Now on to getting that pastrami done before the deadline....
Finally - my entry. Liquorice & Beetroot Gravadlax.
I used a standard curing mix of 50% sugar/salt and added raw grated beetroot. The liquorice paste which was spread on the flesh sides of the salmon fillet pieces before adding a generous layer of salt/sugar/beetroot mix. Then the salmon pieces were tightly wrapped, placed in a dish with weights on top and left for 3 days.
The liquorice paste:
Salmon fillets after curing:
I served it for several starters - here with potato salad, dill sauce and finger lime caviar:
Here with potato salad, balsamic reduction, pickled radishes, finger lime caviar and parsley oil:
I made a brine with kosher salt, raw sugar, pickling spices ( canned mix ) and cure #1.
The beef sat in the brine in the back of the fridge for 11 days.
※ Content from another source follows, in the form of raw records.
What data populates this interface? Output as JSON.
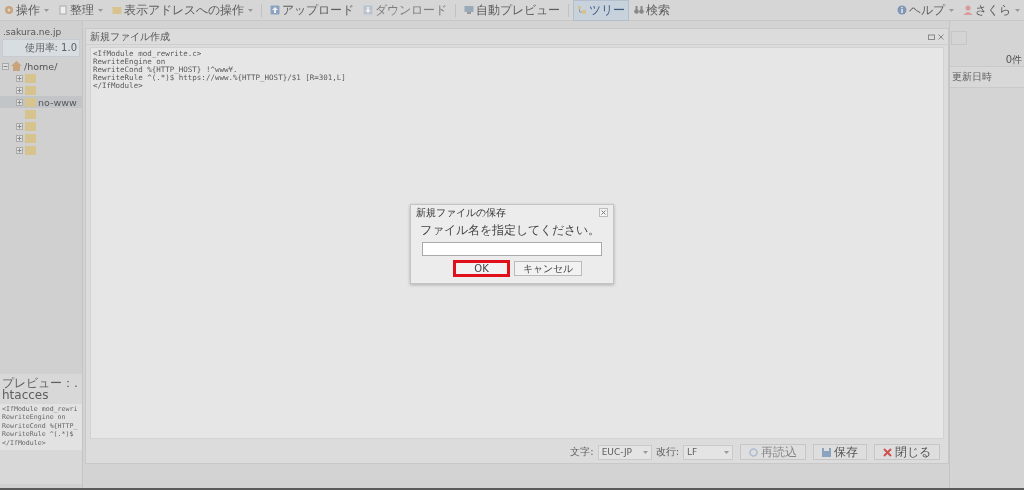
{
  "toolbar": {
    "groups": [
      [
        {
          "label": "操作",
          "dropdown": true,
          "disabled": false,
          "selected": false
        },
        {
          "label": "整理",
          "dropdown": true,
          "disabled": false,
          "selected": false
        },
        {
          "label": "表示アドレスへの操作",
          "dropdown": true,
          "disabled": false,
          "selected": false
        }
      ],
      [
        {
          "label": "アップロード",
          "dropdown": false,
          "disabled": false,
          "selected": false
        },
        {
          "label": "ダウンロード",
          "dropdown": false,
          "disabled": true,
          "selected": false
        }
      ],
      [
        {
          "label": "自動プレビュー",
          "dropdown": false,
          "disabled": false,
          "selected": false
        }
      ],
      [
        {
          "label": "ツリー",
          "dropdown": false,
          "disabled": false,
          "selected": true
        },
        {
          "label": "検索",
          "dropdown": false,
          "disabled": false,
          "selected": false
        }
      ]
    ],
    "right": [
      {
        "label": "ヘルプ",
        "dropdown": true
      },
      {
        "label": "さくら",
        "dropdown": true
      }
    ]
  },
  "sidebar": {
    "host": ".sakura.ne.jp",
    "usage": "使用率: 1.0",
    "tree": [
      {
        "label": "/home/",
        "expanded": true,
        "children": [
          {
            "expandable": true,
            "selected": false
          },
          {
            "expandable": true,
            "selected": false
          },
          {
            "label": "no-www",
            "expandable": true,
            "selected": true
          },
          {
            "expandable": false,
            "selected": false
          },
          {
            "expandable": true,
            "selected": false
          },
          {
            "expandable": true,
            "selected": false
          },
          {
            "expandable": true,
            "selected": false
          }
        ]
      }
    ],
    "preview": {
      "title": "プレビュー：.htacces",
      "lines": [
        "<IfModule mod_rewri",
        "RewriteEngine on",
        "RewriteCond %{HTTP_",
        "RewriteRule ^(.*)$",
        "</IfModule>"
      ]
    }
  },
  "editor": {
    "title": "新規ファイル作成",
    "lines": [
      "<IfModule mod_rewrite.c>",
      "RewriteEngine on",
      "RewriteCond %{HTTP_HOST} !^www¥.",
      "RewriteRule ^(.*)$ https://www.%{HTTP_HOST}/$1 [R=301,L]",
      "</IfModule>"
    ],
    "encoding_label": "文字:",
    "encoding": "EUC-JP",
    "newline_label": "改行:",
    "newline": "LF",
    "buttons": [
      {
        "label": "再読込",
        "disabled": true
      },
      {
        "label": "保存",
        "disabled": false
      },
      {
        "label": "閉じる",
        "disabled": false
      }
    ]
  },
  "right_panel": {
    "count": "0件",
    "column": "更新日時"
  },
  "dialog": {
    "title": "新規ファイルの保存",
    "message": "ファイル名を指定してください。",
    "buttons": [
      {
        "label": "OK",
        "highlighted": true
      },
      {
        "label": "キャンセル",
        "highlighted": false
      }
    ]
  }
}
It had definitely firmed up when I took it out. I rinsed it off, let it sit in fresh water for a few hours to get rid of excess salt. Rinsed again, and set out on a rack to dry.
Meanwhile I toasted some black peppercorns and coriander seeds. A favorite way to make the kitchen smell so heavenly.
The toasted spices went into the grinder, the were mixed with some smoked paprika. I gave the brisket a light rub of mustard, then applied a heavy coat of the pepper mix. I took the quickest route in order to get this done today, and cooked it in the oven. I put some small bowls in a roasting pan, put the brisket on a plate and set it atop the bowls. Added a quart or two of water, sealed the top with foil. It went into a 300F oven for 4 hours.
I've mentioned before that there is a artisanal butcher shop a block to the south of me. They produce some of the best pastrami I've ever tasted. With this batch I made, I can safely say they don't need to worry about me stealing their business.
My oven roasted pastrami turned out very nice, quite tasty. Not as good as Beltex, but with a bit of practice and done in the smoker, I'm guessing I could get pretty close. Maybe soon I'll tackle this again, using a full 10 - 14 pound packer cut. But for now, I think I'll have another slice of this one, with a bit of horseradish on the side.
Indeed. Having hosted a few of these challenges I know how difficult it can be picking the best one based on just words and pictures. If only the various submissions could be tasted, but that might make it even more difficult.
Not a massive amount of entries, but certainly some good ones, could be hard to choose.